Of course, it doesn't stay that way and for nearly two hours, we're glad it doesn't because it's fun to watch these two actors bounce off one another. I agree with the consensus on both of them. Tracy was a great actor and Gable was the very essence of a popular movie star. I always thought Gable turned in a more polished performance when he was sharing the screen with Tracy.
The two actors, both in servitude at MGM, had a history together. They often ran into each other at the studio and enjoyed taking pot shots at one another but they were not teamed in a film until 1936s San Francisco, their biggest hit together. (We'll elaborate more on that film when we get to our tribute to the 30s.) They got on well until they were teamed a second time two years later in Test Pilot. On that one their relationship was a bit frosty. It seemed they may not share the screen again but their costar, Myrna Loy, wanted to do another film with the pair and Boom Town was going to be that project. Unfortunately, by the time filming began, she was tied up on another film and was replaced by Colbert, who was borrowed from Paramount. It was rightly concluded that reuniting Colbert and Gable, the two Oscar-winning stars from 1934s It Happened One Night would guarantee high ticket sales.
On Boom Town, Tracy and Gable mended their fences. The world's biggest movie star would stand off camera transfixed while watching America's greatest actor go through his paces. He would, however, tease Tracy about his height or looks or surly temper. Tracy, never one to turn away from a good ribbing, would say of Gable... can't act, doesn't care and everybody loves him better than any actor that was ever born.
Gable always had top billing and that was one thing that rankled Tracy. After Boom Town, Tracy had it written into his contract that in any future co-ventures he would have his turn at the top but they never made another film together.
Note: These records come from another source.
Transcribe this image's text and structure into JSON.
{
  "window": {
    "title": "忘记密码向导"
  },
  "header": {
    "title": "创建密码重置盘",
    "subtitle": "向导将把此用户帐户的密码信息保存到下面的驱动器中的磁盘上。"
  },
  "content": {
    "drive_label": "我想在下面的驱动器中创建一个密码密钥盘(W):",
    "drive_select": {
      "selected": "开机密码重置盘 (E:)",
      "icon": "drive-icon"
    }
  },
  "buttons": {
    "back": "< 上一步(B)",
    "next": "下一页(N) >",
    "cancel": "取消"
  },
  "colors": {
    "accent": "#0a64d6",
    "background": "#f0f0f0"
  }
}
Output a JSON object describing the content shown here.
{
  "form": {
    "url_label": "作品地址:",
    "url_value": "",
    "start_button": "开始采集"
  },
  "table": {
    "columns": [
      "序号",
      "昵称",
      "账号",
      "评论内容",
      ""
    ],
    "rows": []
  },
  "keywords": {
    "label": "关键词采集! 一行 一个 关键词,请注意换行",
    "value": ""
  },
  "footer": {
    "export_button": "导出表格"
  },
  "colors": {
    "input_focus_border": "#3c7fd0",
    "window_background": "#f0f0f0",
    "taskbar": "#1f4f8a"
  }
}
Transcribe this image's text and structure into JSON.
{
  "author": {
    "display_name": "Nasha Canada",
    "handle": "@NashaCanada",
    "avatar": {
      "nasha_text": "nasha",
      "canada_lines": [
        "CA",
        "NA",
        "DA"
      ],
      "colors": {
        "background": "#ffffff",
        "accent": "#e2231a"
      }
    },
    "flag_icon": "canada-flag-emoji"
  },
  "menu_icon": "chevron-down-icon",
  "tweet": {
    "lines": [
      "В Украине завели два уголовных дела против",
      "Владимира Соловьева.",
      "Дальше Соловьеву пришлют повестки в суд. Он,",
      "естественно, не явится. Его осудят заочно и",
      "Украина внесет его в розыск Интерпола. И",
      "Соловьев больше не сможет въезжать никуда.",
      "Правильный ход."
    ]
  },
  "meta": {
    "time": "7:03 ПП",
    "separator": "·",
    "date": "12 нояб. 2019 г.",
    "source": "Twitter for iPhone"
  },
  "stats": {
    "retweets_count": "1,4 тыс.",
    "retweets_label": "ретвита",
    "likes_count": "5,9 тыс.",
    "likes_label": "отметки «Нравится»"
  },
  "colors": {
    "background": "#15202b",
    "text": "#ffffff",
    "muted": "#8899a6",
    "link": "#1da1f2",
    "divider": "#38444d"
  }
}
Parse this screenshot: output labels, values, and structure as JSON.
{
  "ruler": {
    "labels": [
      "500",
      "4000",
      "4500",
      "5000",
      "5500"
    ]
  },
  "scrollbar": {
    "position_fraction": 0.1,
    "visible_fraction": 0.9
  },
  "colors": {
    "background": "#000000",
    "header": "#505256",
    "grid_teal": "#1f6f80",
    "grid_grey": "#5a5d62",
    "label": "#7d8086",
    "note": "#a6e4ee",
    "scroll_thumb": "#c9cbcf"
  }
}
They would, however, remain friends for the rest of their short lives.
It was not just old home week for Gable and Colbert also Tracy and Gable. Tracy and Lamarr had just finished working on I Take This Woman (1940) and would be reunited again in 1942 for Tortilla Flat. And Lamarr and Gable would immediately follow Boom Town with a delightful comedy, Comrade X (1940).
Gable would always recall Boom Town due to a fight scene (a terrific one near the end) where something went awry and he ended up in the hospital, spitting out (false) teeth and in need of stitches. MGM honchos must have been wetting themselves.
A large supporting cast featured Frank Morgan (fresh off his title role in 1939s The Wizard of Oz) and gravelly-voiced Chill Wills in amusing comedy roles and little-known Marion Martin in a sparkling turn as a saloon hostess.
Most of the filming was done at the studio, certainly all of the interior work, and the early oil field scenes were filmed near Bakersfield, California. A highlight of those scenes involves an exciting oil fire.
The film took a serious look at the early oil business in this country and delved some into antitrust laws and wildcatters' indifference to the laws of conservation just to keep it from getting too light and fluffy. L. B. Mayer liked his dramas to include something messagy.
When the focus was on the early friendship and their starting out as wildcatters, the film was at its best. It was softer and less edgy when focused on Colbert and Lamarr. Both actresses certainly gave sincere performances but their parts weren't as well-written or as interesting as their male counterparts. If it weren't for this, Boom Town might have been a great film but it is still a good one, highly entertaining.
Have a peek:
Almost Famous II